* **Try it**:
Reproduce each entry exactly as it reads. Leave the images out.
——
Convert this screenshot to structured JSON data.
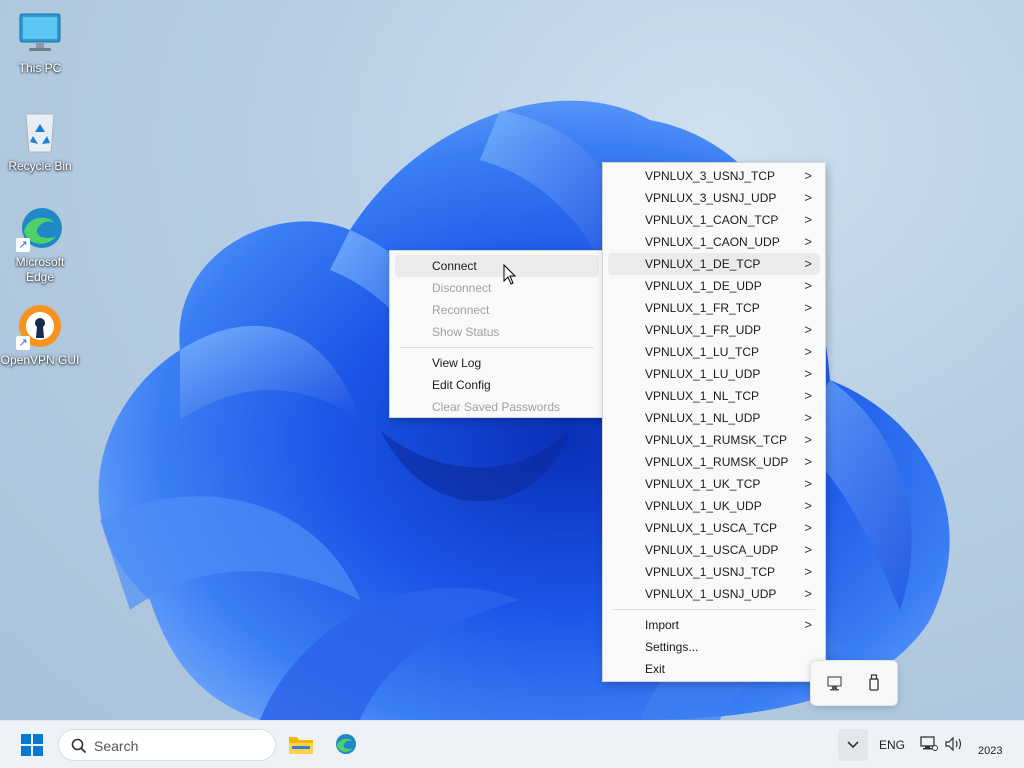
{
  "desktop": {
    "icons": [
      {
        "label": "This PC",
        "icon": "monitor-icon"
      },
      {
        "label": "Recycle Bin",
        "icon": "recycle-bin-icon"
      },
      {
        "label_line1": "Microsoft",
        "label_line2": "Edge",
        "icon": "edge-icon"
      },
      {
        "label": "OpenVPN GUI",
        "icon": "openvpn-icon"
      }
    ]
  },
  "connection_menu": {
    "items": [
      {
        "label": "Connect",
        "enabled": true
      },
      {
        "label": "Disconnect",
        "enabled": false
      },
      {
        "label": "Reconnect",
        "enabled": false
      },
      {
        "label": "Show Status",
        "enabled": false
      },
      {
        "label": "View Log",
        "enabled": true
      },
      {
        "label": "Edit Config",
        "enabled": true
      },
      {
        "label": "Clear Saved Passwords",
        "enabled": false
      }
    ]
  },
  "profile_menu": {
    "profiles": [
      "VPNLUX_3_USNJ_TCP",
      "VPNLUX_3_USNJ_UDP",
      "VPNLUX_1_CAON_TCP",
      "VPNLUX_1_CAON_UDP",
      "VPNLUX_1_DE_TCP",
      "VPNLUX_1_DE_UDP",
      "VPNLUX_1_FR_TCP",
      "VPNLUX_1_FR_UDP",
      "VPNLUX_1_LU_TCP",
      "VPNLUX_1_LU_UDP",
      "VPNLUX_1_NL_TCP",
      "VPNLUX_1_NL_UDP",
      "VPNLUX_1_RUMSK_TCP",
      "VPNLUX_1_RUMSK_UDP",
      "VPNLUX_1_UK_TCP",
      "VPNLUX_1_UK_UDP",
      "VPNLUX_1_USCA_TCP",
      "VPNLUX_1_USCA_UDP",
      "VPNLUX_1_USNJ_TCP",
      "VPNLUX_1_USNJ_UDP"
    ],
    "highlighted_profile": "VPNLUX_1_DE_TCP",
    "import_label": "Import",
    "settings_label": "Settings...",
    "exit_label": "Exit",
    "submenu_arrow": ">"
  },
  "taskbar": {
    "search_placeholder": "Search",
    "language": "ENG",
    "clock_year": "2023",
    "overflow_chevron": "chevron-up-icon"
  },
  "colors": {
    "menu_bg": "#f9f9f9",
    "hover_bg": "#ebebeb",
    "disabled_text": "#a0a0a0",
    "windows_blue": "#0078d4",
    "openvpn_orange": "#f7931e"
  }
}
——
* **Task solution**:
Convert this screenshot to structured JSON data.
{
  "desktop": {
    "icons": [
      {
        "label": "This PC",
        "icon": "monitor-icon"
      },
      {
        "label": "Recycle Bin",
        "icon": "recycle-bin-icon"
      },
      {
        "label_line1": "Microsoft",
        "label_line2": "Edge",
        "icon": "edge-icon"
      },
      {
        "label": "OpenVPN GUI",
        "icon": "openvpn-icon"
      }
    ]
  },
  "connection_menu": {
    "items": [
      {
        "label": "Connect",
        "enabled": true
      },
      {
        "label": "Disconnect",
        "enabled": false
      },
      {
        "label": "Reconnect",
        "enabled": false
      },
      {
        "label": "Show Status",
        "enabled": false
      },
      {
        "label": "View Log",
        "enabled": true
      },
      {
        "label": "Edit Config",
        "enabled": true
      },
      {
        "label": "Clear Saved Passwords",
        "enabled": false
      }
    ]
  },
  "profile_menu": {
    "profiles": [
      "VPNLUX_3_USNJ_TCP",
      "VPNLUX_3_USNJ_UDP",
      "VPNLUX_1_CAON_TCP",
      "VPNLUX_1_CAON_UDP",
      "VPNLUX_1_DE_TCP",
      "VPNLUX_1_DE_UDP",
      "VPNLUX_1_FR_TCP",
      "VPNLUX_1_FR_UDP",
      "VPNLUX_1_LU_TCP",
      "VPNLUX_1_LU_UDP",
      "VPNLUX_1_NL_TCP",
      "VPNLUX_1_NL_UDP",
      "VPNLUX_1_RUMSK_TCP",
      "VPNLUX_1_RUMSK_UDP",
      "VPNLUX_1_UK_TCP",
      "VPNLUX_1_UK_UDP",
      "VPNLUX_1_USCA_TCP",
      "VPNLUX_1_USCA_UDP",
      "VPNLUX_1_USNJ_TCP",
      "VPNLUX_1_USNJ_UDP"
    ],
    "highlighted_profile": "VPNLUX_1_DE_TCP",
    "import_label": "Import",
    "settings_label": "Settings...",
    "exit_label": "Exit",
    "submenu_arrow": ">"
  },
  "taskbar": {
    "search_placeholder": "Search",
    "language": "ENG",
    "clock_year": "2023",
    "overflow_chevron": "chevron-up-icon"
  },
  "colors": {
    "menu_bg": "#f9f9f9",
    "hover_bg": "#ebebeb",
    "disabled_text": "#a0a0a0",
    "windows_blue": "#0078d4",
    "openvpn_orange": "#f7931e"
  }
}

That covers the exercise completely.